Task brief » Return each line below exactly as it reads, and omit any image in it.

....

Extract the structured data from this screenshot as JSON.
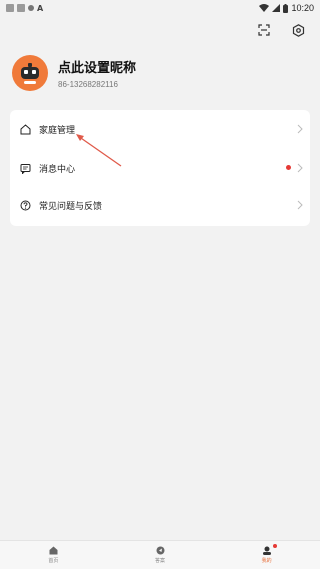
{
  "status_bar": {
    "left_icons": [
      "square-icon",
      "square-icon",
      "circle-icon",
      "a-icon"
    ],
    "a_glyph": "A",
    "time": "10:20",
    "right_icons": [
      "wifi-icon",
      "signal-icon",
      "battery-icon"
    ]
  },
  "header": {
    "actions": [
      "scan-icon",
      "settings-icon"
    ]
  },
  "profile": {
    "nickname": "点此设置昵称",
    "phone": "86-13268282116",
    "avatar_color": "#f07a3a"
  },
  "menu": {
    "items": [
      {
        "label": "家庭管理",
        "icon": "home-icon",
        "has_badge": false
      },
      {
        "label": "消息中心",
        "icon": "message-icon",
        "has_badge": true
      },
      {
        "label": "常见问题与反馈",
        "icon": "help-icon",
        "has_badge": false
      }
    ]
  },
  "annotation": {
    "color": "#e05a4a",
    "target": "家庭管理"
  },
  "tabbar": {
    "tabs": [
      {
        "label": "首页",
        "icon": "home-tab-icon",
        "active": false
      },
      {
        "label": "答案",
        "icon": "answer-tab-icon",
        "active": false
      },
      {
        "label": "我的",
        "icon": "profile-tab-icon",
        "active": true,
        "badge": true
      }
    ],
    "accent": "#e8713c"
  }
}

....

Answer area »
Extract the structured data from this screenshot as JSON.
{
  "status_bar": {
    "left_icons": [
      "square-icon",
      "square-icon",
      "circle-icon",
      "a-icon"
    ],
    "a_glyph": "A",
    "time": "10:20",
    "right_icons": [
      "wifi-icon",
      "signal-icon",
      "battery-icon"
    ]
  },
  "header": {
    "actions": [
      "scan-icon",
      "settings-icon"
    ]
  },
  "profile": {
    "nickname": "点此设置昵称",
    "phone": "86-13268282116",
    "avatar_color": "#f07a3a"
  },
  "menu": {
    "items": [
      {
        "label": "家庭管理",
        "icon": "home-icon",
        "has_badge": false
      },
      {
        "label": "消息中心",
        "icon": "message-icon",
        "has_badge": true
      },
      {
        "label": "常见问题与反馈",
        "icon": "help-icon",
        "has_badge": false
      }
    ]
  },
  "annotation": {
    "color": "#e05a4a",
    "target": "家庭管理"
  },
  "tabbar": {
    "tabs": [
      {
        "label": "首页",
        "icon": "home-tab-icon",
        "active": false
      },
      {
        "label": "答案",
        "icon": "answer-tab-icon",
        "active": false
      },
      {
        "label": "我的",
        "icon": "profile-tab-icon",
        "active": true,
        "badge": true
      }
    ],
    "accent": "#e8713c"
  }
}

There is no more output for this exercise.